(WORK REQUEST)
Quote all of the data below exactly, please.

(DATASET EXTRACT)

>>>>>

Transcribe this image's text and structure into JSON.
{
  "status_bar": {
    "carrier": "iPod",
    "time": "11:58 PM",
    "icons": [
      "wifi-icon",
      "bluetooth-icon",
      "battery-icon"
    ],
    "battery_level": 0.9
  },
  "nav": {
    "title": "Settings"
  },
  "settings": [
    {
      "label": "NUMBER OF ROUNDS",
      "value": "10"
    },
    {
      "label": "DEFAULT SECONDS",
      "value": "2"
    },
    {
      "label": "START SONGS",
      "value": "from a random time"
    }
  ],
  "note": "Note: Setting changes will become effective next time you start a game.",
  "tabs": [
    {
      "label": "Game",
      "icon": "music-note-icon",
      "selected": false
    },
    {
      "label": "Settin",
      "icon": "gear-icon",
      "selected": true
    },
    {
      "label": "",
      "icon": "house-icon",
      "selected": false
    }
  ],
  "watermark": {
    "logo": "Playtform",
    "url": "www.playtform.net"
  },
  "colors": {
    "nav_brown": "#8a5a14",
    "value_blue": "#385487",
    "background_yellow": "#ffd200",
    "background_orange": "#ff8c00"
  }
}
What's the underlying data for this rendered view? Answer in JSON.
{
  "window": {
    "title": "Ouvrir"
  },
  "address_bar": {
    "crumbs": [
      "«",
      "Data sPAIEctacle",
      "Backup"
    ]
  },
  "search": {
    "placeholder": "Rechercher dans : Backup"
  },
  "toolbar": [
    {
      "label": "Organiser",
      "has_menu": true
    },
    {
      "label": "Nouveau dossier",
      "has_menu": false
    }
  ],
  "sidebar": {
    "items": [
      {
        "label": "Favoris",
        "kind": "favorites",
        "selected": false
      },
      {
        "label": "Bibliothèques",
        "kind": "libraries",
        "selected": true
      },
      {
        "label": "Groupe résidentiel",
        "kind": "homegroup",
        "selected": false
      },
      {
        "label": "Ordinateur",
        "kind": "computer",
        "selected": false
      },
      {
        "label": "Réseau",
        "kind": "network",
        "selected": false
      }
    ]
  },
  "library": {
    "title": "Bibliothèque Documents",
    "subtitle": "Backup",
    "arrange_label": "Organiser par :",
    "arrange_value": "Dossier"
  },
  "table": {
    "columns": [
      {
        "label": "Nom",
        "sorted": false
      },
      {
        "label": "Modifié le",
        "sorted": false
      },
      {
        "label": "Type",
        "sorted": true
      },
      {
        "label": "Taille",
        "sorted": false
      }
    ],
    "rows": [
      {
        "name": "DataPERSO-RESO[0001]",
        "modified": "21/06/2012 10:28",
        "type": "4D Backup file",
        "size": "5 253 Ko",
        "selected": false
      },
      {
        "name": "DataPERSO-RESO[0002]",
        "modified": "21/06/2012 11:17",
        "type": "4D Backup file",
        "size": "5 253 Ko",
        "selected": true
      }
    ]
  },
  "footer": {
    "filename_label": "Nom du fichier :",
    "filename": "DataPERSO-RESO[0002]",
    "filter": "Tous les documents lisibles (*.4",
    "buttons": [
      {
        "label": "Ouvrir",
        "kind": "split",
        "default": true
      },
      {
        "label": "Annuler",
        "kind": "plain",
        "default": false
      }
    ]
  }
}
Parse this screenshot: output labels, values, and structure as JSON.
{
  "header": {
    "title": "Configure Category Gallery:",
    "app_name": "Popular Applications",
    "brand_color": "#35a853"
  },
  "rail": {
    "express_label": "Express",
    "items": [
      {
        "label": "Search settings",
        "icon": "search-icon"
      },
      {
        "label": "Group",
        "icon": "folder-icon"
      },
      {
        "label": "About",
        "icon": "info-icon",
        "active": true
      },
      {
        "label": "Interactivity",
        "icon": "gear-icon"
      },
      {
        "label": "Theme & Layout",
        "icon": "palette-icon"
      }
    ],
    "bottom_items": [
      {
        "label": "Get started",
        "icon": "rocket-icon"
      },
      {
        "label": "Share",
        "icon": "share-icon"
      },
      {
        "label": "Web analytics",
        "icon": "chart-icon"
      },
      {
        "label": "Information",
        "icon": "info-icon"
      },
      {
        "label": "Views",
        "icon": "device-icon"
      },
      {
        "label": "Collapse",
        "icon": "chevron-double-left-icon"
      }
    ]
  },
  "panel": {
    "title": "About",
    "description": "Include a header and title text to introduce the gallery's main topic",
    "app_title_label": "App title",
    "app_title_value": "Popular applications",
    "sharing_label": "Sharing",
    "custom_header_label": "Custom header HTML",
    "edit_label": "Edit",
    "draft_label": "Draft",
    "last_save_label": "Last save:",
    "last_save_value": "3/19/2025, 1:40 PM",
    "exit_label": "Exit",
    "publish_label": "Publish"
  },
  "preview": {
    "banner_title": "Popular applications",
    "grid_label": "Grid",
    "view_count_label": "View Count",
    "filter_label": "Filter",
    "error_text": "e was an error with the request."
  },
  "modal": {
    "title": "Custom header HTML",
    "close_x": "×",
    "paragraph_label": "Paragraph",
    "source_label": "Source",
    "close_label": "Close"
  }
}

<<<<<

(COMPLETED EXERCISE)
Transcribe this image's text and structure into JSON.
{
  "status_bar": {
    "carrier": "iPod",
    "time": "11:58 PM",
    "icons": [
      "wifi-icon",
      "bluetooth-icon",
      "battery-icon"
    ],
    "battery_level": 0.9
  },
  "nav": {
    "title": "Settings"
  },
  "settings": [
    {
      "label": "NUMBER OF ROUNDS",
      "value": "10"
    },
    {
      "label": "DEFAULT SECONDS",
      "value": "2"
    },
    {
      "label": "START SONGS",
      "value": "from a random time"
    }
  ],
  "note": "Note: Setting changes will become effective next time you start a game.",
  "tabs": [
    {
      "label": "Game",
      "icon": "music-note-icon",
      "selected": false
    },
    {
      "label": "Settin",
      "icon": "gear-icon",
      "selected": true
    },
    {
      "label": "",
      "icon": "house-icon",
      "selected": false
    }
  ],
  "watermark": {
    "logo": "Playtform",
    "url": "www.playtform.net"
  },
  "colors": {
    "nav_brown": "#8a5a14",
    "value_blue": "#385487",
    "background_yellow": "#ffd200",
    "background_orange": "#ff8c00"
  }
}
What's the underlying data for this rendered view? Answer in JSON.
{
  "window": {
    "title": "Ouvrir"
  },
  "address_bar": {
    "crumbs": [
      "«",
      "Data sPAIEctacle",
      "Backup"
    ]
  },
  "search": {
    "placeholder": "Rechercher dans : Backup"
  },
  "toolbar": [
    {
      "label": "Organiser",
      "has_menu": true
    },
    {
      "label": "Nouveau dossier",
      "has_menu": false
    }
  ],
  "sidebar": {
    "items": [
      {
        "label": "Favoris",
        "kind": "favorites",
        "selected": false
      },
      {
        "label": "Bibliothèques",
        "kind": "libraries",
        "selected": true
      },
      {
        "label": "Groupe résidentiel",
        "kind": "homegroup",
        "selected": false
      },
      {
        "label": "Ordinateur",
        "kind": "computer",
        "selected": false
      },
      {
        "label": "Réseau",
        "kind": "network",
        "selected": false
      }
    ]
  },
  "library": {
    "title": "Bibliothèque Documents",
    "subtitle": "Backup",
    "arrange_label": "Organiser par :",
    "arrange_value": "Dossier"
  },
  "table": {
    "columns": [
      {
        "label": "Nom",
        "sorted": false
      },
      {
        "label": "Modifié le",
        "sorted": false
      },
      {
        "label": "Type",
        "sorted": true
      },
      {
        "label": "Taille",
        "sorted": false
      }
    ],
    "rows": [
      {
        "name": "DataPERSO-RESO[0001]",
        "modified": "21/06/2012 10:28",
        "type": "4D Backup file",
        "size": "5 253 Ko",
        "selected": false
      },
      {
        "name": "DataPERSO-RESO[0002]",
        "modified": "21/06/2012 11:17",
        "type": "4D Backup file",
        "size": "5 253 Ko",
        "selected": true
      }
    ]
  },
  "footer": {
    "filename_label": "Nom du fichier :",
    "filename": "DataPERSO-RESO[0002]",
    "filter": "Tous les documents lisibles (*.4",
    "buttons": [
      {
        "label": "Ouvrir",
        "kind": "split",
        "default": true
      },
      {
        "label": "Annuler",
        "kind": "plain",
        "default": false
      }
    ]
  }
}
Parse this screenshot: output labels, values, and structure as JSON.
{
  "header": {
    "title": "Configure Category Gallery:",
    "app_name": "Popular Applications",
    "brand_color": "#35a853"
  },
  "rail": {
    "express_label": "Express",
    "items": [
      {
        "label": "Search settings",
        "icon": "search-icon"
      },
      {
        "label": "Group",
        "icon": "folder-icon"
      },
      {
        "label": "About",
        "icon": "info-icon",
        "active": true
      },
      {
        "label": "Interactivity",
        "icon": "gear-icon"
      },
      {
        "label": "Theme & Layout",
        "icon": "palette-icon"
      }
    ],
    "bottom_items": [
      {
        "label": "Get started",
        "icon": "rocket-icon"
      },
      {
        "label": "Share",
        "icon": "share-icon"
      },
      {
        "label": "Web analytics",
        "icon": "chart-icon"
      },
      {
        "label": "Information",
        "icon": "info-icon"
      },
      {
        "label": "Views",
        "icon": "device-icon"
      },
      {
        "label": "Collapse",
        "icon": "chevron-double-left-icon"
      }
    ]
  },
  "panel": {
    "title": "About",
    "description": "Include a header and title text to introduce the gallery's main topic",
    "app_title_label": "App title",
    "app_title_value": "Popular applications",
    "sharing_label": "Sharing",
    "custom_header_label": "Custom header HTML",
    "edit_label": "Edit",
    "draft_label": "Draft",
    "last_save_label": "Last save:",
    "last_save_value": "3/19/2025, 1:40 PM",
    "exit_label": "Exit",
    "publish_label": "Publish"
  },
  "preview": {
    "banner_title": "Popular applications",
    "grid_label": "Grid",
    "view_count_label": "View Count",
    "filter_label": "Filter",
    "error_text": "e was an error with the request."
  },
  "modal": {
    "title": "Custom header HTML",
    "close_x": "×",
    "paragraph_label": "Paragraph",
    "source_label": "Source",
    "close_label": "Close"
  }
}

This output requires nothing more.